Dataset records
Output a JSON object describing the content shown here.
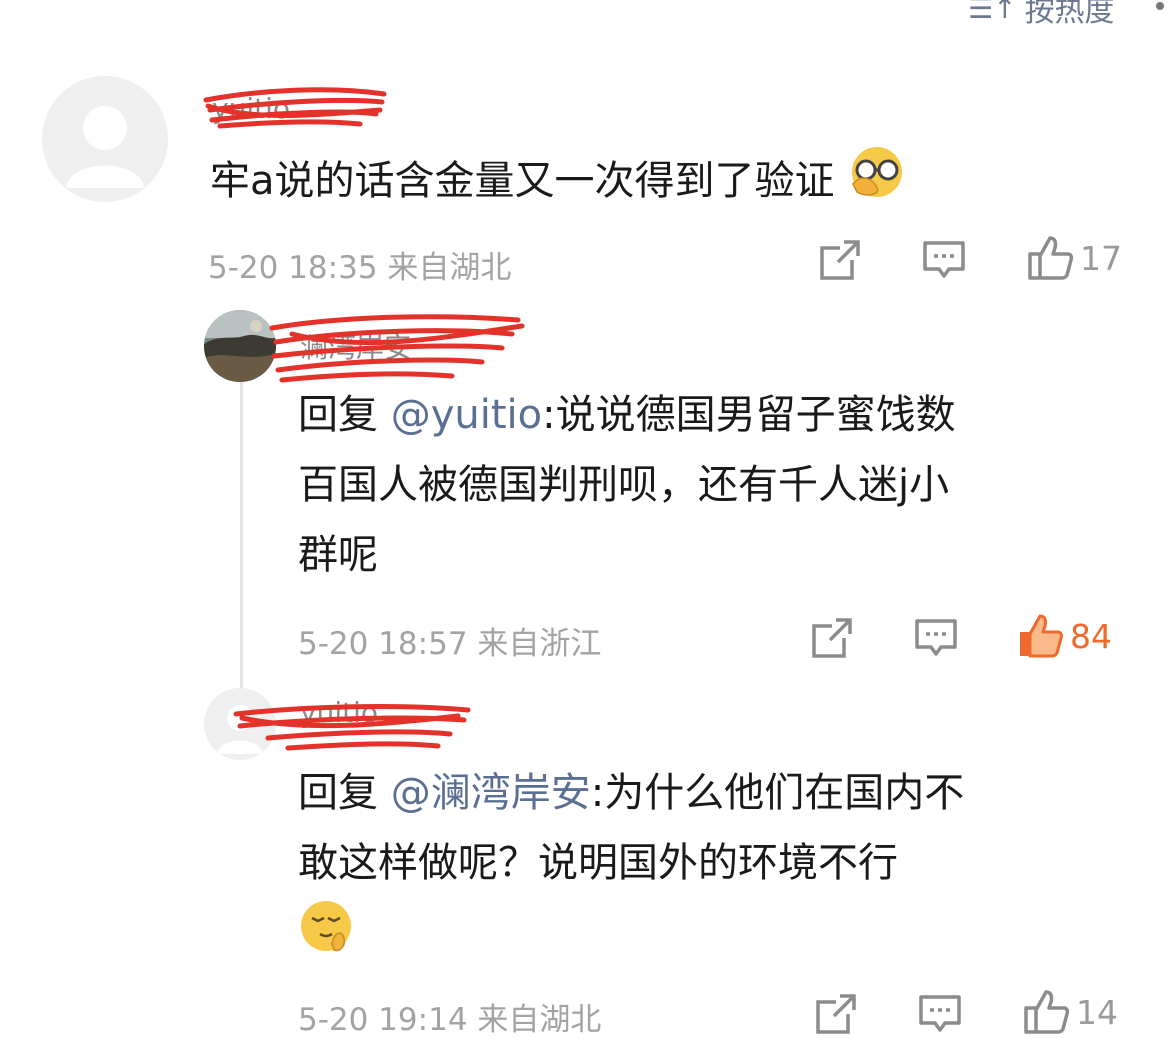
{
  "sort": {
    "icon": "sort-icon",
    "label": "按热度"
  },
  "colors": {
    "mention": "#5b6f94",
    "liked": "#ee6a2c",
    "meta": "#a3a3a3",
    "redaction": "#e3322a"
  },
  "comments": [
    {
      "username": "yuitio",
      "text": "牢a说的话含金量又一次得到了验证",
      "emoji": "facepalm-emoji",
      "time": "5-20 18:35",
      "location": "来自湖北",
      "likes": "17",
      "liked": false,
      "replies": [
        {
          "username": "澜湾岸安",
          "reply_prefix": "回复 ",
          "mention": "@yuitio",
          "line1": ":说说德国男留子蜜饯数",
          "line2": "百国人被德国判刑呗，还有千人迷j小",
          "line3": "群呢",
          "time": "5-20 18:57",
          "location": "来自浙江",
          "likes": "84",
          "liked": true
        },
        {
          "username": "yuitio",
          "reply_prefix": "回复 ",
          "mention": "@澜湾岸安",
          "line1": ":为什么他们在国内不",
          "line2": "敢这样做呢？说明国外的环境不行",
          "emoji": "shush-emoji",
          "time": "5-20 19:14",
          "location": "来自湖北",
          "likes": "14",
          "liked": false
        }
      ]
    }
  ]
}
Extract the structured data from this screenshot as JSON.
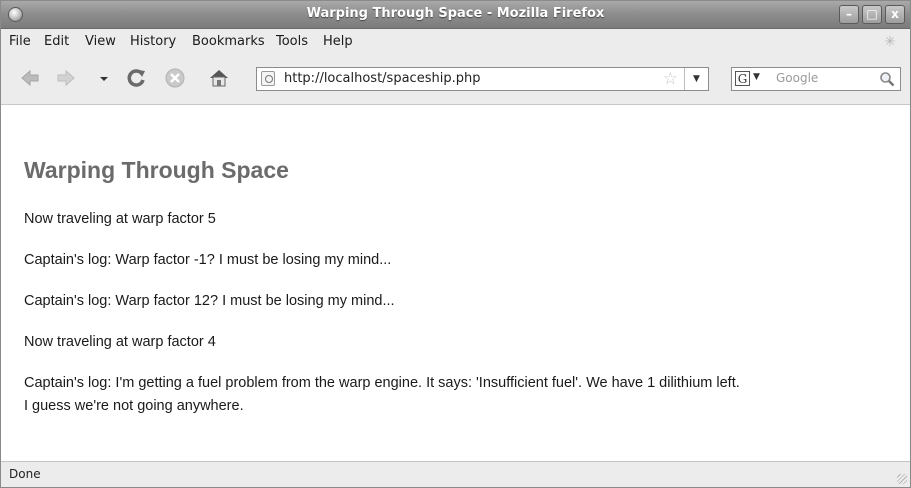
{
  "window": {
    "title": "Warping Through Space - Mozilla Firefox",
    "minimize_glyph": "–",
    "maximize_glyph": "□",
    "close_glyph": "x"
  },
  "menu": {
    "items": [
      {
        "label": "File"
      },
      {
        "label": "Edit"
      },
      {
        "label": "View"
      },
      {
        "label": "History"
      },
      {
        "label": "Bookmarks"
      },
      {
        "label": "Tools"
      },
      {
        "label": "Help"
      }
    ]
  },
  "toolbar": {
    "icons": [
      "back-arrow-icon",
      "forward-arrow-icon",
      "history-dropdown-icon",
      "reload-icon",
      "stop-icon",
      "home-icon"
    ],
    "url": "http://localhost/spaceship.php",
    "search_placeholder": "Google",
    "search_engine_letter": "G"
  },
  "page": {
    "heading": "Warping Through Space",
    "paragraphs": [
      "Now traveling at warp factor 5",
      "Captain's log: Warp factor -1? I must be losing my mind...",
      "Captain's log: Warp factor 12? I must be losing my mind...",
      "Now traveling at warp factor 4",
      "Captain's log: I'm getting a fuel problem from the warp engine. It says: 'Insufficient fuel'. We have 1 dilithium left.",
      "I guess we're not going anywhere."
    ]
  },
  "status": {
    "text": "Done"
  },
  "colors": {
    "titlebar": "#8c8c8c",
    "heading": "#6b6b6b",
    "chrome": "#ececec"
  }
}
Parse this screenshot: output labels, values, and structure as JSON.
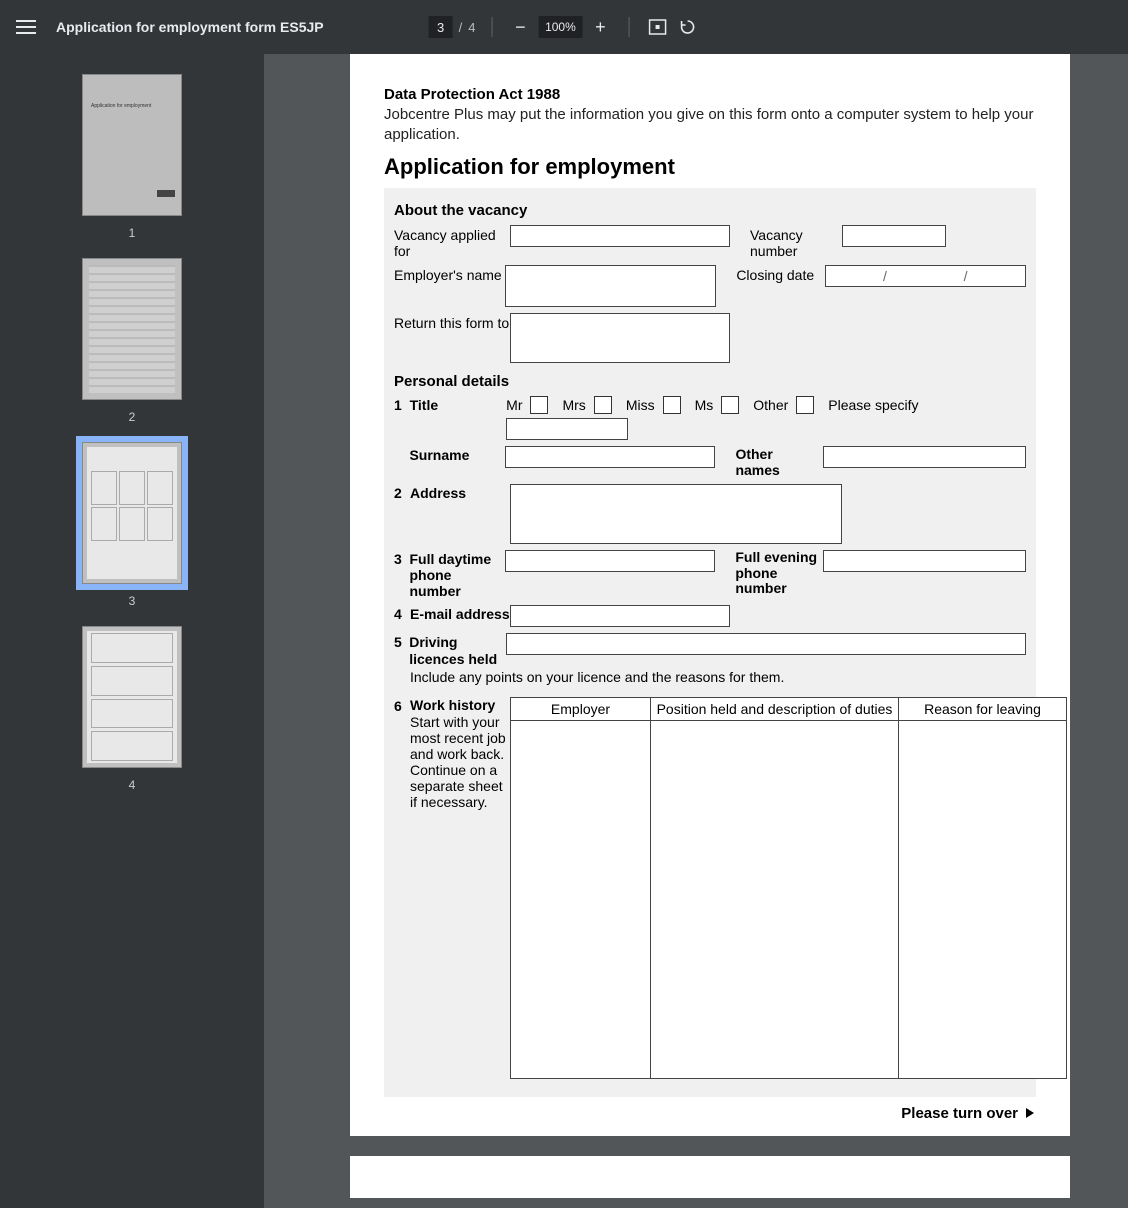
{
  "toolbar": {
    "title": "Application for employment form ES5JP",
    "page_current": "3",
    "page_total": "4",
    "page_sep": "/",
    "zoom": "100%"
  },
  "thumbs": {
    "p1": "1",
    "p2": "2",
    "p3": "3",
    "p4": "4",
    "t1_text": "Application for employment"
  },
  "doc": {
    "dp_head": "Data Protection Act 1988",
    "dp_body": "Jobcentre Plus may put the information you give on this form onto a computer system to help your application.",
    "app_title": "Application for employment",
    "sec_vacancy": "About the vacancy",
    "vacancy_applied": "Vacancy applied for",
    "vacancy_number": "Vacancy number",
    "employer_name": "Employer's name",
    "closing_date": "Closing date",
    "date_slash": "/",
    "return_to": "Return this form to",
    "sec_personal": "Personal details",
    "n1": "1",
    "title_lbl": "Title",
    "mr": "Mr",
    "mrs": "Mrs",
    "miss": "Miss",
    "ms": "Ms",
    "other": "Other",
    "specify": "Please specify",
    "surname": "Surname",
    "other_names": "Other names",
    "n2": "2",
    "address": "Address",
    "n3": "3",
    "day_phone": "Full daytime phone number",
    "eve_phone": "Full evening phone number",
    "n4": "4",
    "email": "E-mail address",
    "n5": "5",
    "licences": "Driving licences held",
    "licence_note": "Include any points on your licence and the reasons for them.",
    "n6": "6",
    "work_history": "Work history",
    "work_sub": "Start with your most recent job and work back. Continue on a separate sheet if necessary.",
    "col_employer": "Employer",
    "col_position": "Position held and description of duties",
    "col_reason": "Reason for leaving",
    "turn_over": "Please turn over"
  }
}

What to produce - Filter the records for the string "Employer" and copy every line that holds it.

Response -
    "employer_name": "Employer's name",
    "col_employer": "Employer",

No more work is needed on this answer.